Rethinking Reputation: How PR Trumps Marketing and Advertising in the New Media World
by Fraser P. Seitel and John Doorley
This book gets off to a weak start. Chapter one is not about reputation management. It’s about how a couple of NYU students launched a shoe company on a shoestring budget. (Hint: Find a patent attorney who will work for you without charge.) Chapters three and five sound like they could have been written by publicists for Merck and Johnson & Johnson. In fact, coauthor John Doorley has held positions at both firms (and he teaches at NYU). The chapter on T. Boone Pickens’ energy independence campaign states that he spent $100 million “with more than half focused on paid media.” That seems to undermine premise of the subtitle.
The real meat of this book begins on page 111. Part Two includes several examples of the right and wrong ways to handle a PR crisis. Cases include numerous sports and political scandals, a series of challenges at Hewlett-Packard, and the BP oil spill fiasco. The final chapter describes how ExxonMobil has changed its approach to corporate communications.
In a section where the authors (rightfully) skewer Nancy Grace for being fast and loose with the facts, they also make false assertions. They write that “Whitney Houston was found drowned in a Hollywood bathtub in 2012” and “the LAPD has already reported that Houston’s death wasn’t the result of foul play or force or trauma to the body.” In reality, Houston died in a Beverly Hills hotel and the investigating agency was the Beverly Hills Police Department, not LAPD. These details may not be material to their point, but the sloppiness is hard to overlook while the authors (rightfully) berate contemporary media for being more concerned with speed of so-called breaking news than with accuracy.
There are four memorable lines that stand out in this book:
- “The cardinal rule of public relations is never, ever lie.”
- “Silence grants the point”
- “In a crisis, a leader needs to take charge immediately.”
- “The truth will out.”
Although this may be tangential to the book itself, there’s something in chapter four that I find difficult to reconcile with the cardinal rule. The Pickens campaign hired “DCI, a political consulting and lobbying firm with a knack for creating grassroots organizations…” The term grassroots implies that rank and file citizens are the source of the movement, not the target of it. So, a lobbying firm creating grassroots organizations strikes me as less than honest and transparent. (There’s a book about this sort of nonsense called Toxic Sludge is Good For You.) For what it’s worth, I agree with the goal of energy independence.

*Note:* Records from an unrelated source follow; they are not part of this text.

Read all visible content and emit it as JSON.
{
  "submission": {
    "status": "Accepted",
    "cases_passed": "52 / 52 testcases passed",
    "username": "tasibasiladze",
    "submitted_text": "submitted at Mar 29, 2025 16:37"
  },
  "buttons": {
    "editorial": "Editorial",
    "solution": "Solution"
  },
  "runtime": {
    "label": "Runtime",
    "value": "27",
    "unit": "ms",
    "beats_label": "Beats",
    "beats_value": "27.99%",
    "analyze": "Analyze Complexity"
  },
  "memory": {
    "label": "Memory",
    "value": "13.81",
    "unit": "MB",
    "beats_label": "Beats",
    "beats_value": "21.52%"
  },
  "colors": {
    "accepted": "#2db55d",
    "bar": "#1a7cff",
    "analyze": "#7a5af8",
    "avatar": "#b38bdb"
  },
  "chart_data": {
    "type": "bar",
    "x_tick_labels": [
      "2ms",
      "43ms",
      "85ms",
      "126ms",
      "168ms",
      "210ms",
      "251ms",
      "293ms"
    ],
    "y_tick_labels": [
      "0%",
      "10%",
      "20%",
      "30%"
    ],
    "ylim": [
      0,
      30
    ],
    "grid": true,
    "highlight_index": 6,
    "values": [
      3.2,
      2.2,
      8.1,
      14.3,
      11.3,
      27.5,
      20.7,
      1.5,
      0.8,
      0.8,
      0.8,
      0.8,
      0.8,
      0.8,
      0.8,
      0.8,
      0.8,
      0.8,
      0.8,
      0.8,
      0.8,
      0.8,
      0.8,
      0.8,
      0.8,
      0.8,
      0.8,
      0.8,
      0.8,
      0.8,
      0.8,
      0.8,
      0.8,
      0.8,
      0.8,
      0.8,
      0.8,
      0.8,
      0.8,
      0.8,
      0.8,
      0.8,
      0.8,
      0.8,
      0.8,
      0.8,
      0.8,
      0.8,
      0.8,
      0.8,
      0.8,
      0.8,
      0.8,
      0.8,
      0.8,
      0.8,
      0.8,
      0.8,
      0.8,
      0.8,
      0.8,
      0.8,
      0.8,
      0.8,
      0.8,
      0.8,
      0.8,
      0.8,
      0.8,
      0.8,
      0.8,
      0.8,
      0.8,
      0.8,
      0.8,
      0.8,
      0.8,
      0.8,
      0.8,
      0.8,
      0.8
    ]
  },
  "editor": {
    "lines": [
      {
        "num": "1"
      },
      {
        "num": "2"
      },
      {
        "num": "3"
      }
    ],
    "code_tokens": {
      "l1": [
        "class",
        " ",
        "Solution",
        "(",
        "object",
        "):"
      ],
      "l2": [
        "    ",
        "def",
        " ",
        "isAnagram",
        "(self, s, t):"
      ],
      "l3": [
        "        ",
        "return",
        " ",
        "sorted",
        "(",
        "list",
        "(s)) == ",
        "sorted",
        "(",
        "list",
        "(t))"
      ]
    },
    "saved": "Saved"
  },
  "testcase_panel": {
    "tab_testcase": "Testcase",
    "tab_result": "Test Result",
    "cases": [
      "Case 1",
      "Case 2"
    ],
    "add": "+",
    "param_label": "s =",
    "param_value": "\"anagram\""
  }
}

My criticism is with what I perceive as deceptive PR tactics.
Seitel, Fraser P., and John Doorley. Rethinking Reputation: How PR Trumps Marketing and Advertising in the New Media World. New York: Palgrave Macmillan, 2012. Buy from Amazon.com